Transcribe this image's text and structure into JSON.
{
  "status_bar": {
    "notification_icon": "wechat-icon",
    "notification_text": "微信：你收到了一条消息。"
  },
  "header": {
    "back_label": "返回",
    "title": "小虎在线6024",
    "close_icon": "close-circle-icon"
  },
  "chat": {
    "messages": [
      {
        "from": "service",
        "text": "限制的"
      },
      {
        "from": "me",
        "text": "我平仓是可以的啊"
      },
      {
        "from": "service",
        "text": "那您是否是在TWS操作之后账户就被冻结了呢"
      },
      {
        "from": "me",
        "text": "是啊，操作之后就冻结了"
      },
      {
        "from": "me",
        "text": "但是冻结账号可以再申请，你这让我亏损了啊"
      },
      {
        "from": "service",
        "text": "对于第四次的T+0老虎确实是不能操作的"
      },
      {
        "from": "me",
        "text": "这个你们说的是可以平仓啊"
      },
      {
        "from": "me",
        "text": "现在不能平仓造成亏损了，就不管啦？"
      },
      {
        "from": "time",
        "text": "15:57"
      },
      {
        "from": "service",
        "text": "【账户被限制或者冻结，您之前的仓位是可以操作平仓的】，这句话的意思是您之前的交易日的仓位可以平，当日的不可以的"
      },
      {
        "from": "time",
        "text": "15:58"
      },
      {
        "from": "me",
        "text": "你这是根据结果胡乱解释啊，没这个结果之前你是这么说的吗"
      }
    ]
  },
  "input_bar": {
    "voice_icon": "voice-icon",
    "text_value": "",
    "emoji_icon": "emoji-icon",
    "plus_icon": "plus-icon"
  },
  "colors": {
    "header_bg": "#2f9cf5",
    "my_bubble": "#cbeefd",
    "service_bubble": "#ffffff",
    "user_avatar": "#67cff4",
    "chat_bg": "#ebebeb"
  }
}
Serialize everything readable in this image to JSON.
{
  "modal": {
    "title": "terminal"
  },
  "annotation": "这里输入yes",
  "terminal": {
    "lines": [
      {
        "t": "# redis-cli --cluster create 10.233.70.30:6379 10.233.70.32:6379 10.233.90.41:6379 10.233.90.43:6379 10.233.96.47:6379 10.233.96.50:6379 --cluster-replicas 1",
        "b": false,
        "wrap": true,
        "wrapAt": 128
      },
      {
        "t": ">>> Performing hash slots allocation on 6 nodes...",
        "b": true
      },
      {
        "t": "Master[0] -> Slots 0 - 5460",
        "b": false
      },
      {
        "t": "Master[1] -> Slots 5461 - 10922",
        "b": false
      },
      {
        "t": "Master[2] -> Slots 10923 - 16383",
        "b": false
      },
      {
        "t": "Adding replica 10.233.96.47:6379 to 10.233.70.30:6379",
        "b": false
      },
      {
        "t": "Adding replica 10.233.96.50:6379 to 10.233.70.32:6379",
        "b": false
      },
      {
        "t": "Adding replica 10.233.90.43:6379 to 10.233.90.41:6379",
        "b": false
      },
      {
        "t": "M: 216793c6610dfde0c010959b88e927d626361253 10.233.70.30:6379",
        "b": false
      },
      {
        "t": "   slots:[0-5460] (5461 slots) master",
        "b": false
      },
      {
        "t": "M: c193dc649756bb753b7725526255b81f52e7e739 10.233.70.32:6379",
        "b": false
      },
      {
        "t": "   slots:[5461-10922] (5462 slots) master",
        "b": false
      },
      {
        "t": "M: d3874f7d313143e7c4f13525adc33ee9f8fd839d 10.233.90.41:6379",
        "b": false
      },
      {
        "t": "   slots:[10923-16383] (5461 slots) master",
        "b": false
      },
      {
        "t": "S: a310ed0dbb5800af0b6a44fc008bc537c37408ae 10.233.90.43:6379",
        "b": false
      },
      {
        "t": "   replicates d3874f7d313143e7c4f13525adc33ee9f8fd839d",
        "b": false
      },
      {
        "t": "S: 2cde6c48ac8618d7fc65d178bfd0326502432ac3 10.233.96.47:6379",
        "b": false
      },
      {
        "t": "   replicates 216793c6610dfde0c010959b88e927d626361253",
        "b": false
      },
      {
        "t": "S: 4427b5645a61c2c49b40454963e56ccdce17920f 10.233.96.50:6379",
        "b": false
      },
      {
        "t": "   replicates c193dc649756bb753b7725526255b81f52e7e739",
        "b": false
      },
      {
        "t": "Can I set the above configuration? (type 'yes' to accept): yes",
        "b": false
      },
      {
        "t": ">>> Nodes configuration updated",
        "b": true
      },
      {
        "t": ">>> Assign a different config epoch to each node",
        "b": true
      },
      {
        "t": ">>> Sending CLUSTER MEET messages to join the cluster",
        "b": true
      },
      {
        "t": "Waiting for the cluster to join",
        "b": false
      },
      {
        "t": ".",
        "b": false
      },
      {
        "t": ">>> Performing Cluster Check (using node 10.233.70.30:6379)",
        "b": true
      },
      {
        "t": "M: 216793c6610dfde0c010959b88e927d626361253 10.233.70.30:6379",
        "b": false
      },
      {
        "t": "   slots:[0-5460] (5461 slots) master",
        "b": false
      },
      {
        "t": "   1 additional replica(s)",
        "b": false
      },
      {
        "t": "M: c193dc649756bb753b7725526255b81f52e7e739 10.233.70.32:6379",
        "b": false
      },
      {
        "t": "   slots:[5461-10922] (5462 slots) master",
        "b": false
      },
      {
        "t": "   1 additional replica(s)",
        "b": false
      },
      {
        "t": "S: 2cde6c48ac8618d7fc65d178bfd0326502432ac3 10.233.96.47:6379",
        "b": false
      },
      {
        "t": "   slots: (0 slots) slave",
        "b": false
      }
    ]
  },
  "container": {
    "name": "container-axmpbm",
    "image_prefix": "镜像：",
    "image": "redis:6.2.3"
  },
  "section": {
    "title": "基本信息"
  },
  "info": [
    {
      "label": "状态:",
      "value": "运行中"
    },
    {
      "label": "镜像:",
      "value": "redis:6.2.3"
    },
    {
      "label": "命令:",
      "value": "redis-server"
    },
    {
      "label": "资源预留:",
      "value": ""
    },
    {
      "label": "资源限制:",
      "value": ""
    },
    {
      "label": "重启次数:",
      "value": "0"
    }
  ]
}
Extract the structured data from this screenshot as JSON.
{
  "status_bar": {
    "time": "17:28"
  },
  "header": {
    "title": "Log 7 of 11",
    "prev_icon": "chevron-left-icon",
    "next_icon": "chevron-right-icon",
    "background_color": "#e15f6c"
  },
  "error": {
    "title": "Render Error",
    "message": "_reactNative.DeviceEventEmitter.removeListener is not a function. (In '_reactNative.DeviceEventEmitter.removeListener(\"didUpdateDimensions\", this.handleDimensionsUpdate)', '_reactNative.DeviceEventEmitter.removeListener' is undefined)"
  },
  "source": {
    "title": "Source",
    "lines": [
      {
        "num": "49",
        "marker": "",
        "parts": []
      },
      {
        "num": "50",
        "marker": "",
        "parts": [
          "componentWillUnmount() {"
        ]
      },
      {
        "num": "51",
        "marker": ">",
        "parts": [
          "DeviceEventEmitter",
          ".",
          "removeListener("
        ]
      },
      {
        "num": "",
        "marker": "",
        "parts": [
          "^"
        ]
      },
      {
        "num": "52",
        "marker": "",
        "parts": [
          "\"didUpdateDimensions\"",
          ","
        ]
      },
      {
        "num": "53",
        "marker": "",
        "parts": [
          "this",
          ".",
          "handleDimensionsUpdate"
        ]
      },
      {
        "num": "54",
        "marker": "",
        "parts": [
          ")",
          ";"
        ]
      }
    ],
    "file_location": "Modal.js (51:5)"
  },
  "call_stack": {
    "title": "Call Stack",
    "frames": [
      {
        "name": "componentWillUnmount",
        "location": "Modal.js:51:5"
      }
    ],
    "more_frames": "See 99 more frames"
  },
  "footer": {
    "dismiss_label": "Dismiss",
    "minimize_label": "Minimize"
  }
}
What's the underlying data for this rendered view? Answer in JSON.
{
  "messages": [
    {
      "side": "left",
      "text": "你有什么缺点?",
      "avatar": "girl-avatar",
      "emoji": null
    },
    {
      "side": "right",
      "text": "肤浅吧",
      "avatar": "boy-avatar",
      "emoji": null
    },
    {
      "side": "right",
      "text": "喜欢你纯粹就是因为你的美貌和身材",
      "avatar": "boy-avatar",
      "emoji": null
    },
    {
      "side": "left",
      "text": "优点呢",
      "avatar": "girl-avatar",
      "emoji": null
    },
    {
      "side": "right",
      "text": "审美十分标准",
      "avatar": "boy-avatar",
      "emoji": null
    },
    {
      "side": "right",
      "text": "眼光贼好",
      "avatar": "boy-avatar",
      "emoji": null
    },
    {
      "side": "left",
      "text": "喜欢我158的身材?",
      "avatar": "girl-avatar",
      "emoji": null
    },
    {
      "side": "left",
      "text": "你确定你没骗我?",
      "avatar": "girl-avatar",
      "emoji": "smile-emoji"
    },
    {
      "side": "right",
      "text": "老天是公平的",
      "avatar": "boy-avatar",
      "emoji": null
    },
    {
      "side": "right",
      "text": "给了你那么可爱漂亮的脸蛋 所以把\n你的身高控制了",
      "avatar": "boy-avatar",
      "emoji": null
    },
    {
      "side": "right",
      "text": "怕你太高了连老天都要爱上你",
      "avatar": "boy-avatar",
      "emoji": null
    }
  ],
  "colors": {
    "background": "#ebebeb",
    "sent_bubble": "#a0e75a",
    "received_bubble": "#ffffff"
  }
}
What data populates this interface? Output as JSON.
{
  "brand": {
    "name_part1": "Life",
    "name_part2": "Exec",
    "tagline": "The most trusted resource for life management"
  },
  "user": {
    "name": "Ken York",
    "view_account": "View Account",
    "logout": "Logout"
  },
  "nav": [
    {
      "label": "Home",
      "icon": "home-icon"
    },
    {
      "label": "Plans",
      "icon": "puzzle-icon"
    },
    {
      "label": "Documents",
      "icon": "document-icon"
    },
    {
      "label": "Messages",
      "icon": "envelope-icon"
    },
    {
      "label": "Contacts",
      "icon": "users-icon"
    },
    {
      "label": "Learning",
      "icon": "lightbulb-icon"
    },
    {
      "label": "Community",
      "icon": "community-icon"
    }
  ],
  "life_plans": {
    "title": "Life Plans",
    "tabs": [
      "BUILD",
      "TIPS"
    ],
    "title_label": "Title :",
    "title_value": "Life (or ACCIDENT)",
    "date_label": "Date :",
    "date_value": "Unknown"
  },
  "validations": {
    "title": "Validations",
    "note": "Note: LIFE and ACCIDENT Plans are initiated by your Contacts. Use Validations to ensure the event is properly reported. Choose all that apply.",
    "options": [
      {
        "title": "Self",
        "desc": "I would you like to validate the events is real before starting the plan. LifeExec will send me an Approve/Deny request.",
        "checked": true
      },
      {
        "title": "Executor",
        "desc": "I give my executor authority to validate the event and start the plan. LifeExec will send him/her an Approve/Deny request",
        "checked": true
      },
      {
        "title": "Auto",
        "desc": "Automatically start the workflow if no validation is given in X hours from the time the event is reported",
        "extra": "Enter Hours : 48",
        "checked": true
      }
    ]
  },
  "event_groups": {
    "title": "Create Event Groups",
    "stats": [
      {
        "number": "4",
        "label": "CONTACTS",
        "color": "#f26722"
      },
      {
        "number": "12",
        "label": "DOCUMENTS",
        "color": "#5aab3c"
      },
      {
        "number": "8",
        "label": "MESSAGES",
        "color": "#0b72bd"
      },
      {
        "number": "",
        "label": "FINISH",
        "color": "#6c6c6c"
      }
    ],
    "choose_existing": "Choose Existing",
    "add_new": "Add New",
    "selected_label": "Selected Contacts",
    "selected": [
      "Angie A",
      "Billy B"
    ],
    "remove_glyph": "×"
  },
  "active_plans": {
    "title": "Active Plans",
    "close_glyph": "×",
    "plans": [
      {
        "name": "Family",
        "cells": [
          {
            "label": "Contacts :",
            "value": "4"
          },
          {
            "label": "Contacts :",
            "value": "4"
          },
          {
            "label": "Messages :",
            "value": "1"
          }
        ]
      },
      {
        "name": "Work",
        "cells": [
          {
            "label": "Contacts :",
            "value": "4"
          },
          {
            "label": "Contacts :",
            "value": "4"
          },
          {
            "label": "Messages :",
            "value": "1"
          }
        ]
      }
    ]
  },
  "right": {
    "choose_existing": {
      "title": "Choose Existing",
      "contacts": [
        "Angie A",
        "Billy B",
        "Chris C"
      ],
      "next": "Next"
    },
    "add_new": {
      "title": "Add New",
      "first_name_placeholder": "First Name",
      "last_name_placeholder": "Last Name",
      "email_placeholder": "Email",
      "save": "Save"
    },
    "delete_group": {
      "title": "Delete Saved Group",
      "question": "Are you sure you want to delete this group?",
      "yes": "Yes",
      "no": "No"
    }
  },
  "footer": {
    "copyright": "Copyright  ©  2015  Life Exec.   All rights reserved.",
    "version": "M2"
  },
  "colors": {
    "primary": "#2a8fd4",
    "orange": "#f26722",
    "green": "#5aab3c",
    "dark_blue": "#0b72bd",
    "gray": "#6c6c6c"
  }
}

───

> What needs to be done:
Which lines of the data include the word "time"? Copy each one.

> Answer box:
        "from": "time",
        "from": "time",
    "time": "17:28"
        "desc": "Automatically start the workflow if no validation is given in X hours from the time the event is reported",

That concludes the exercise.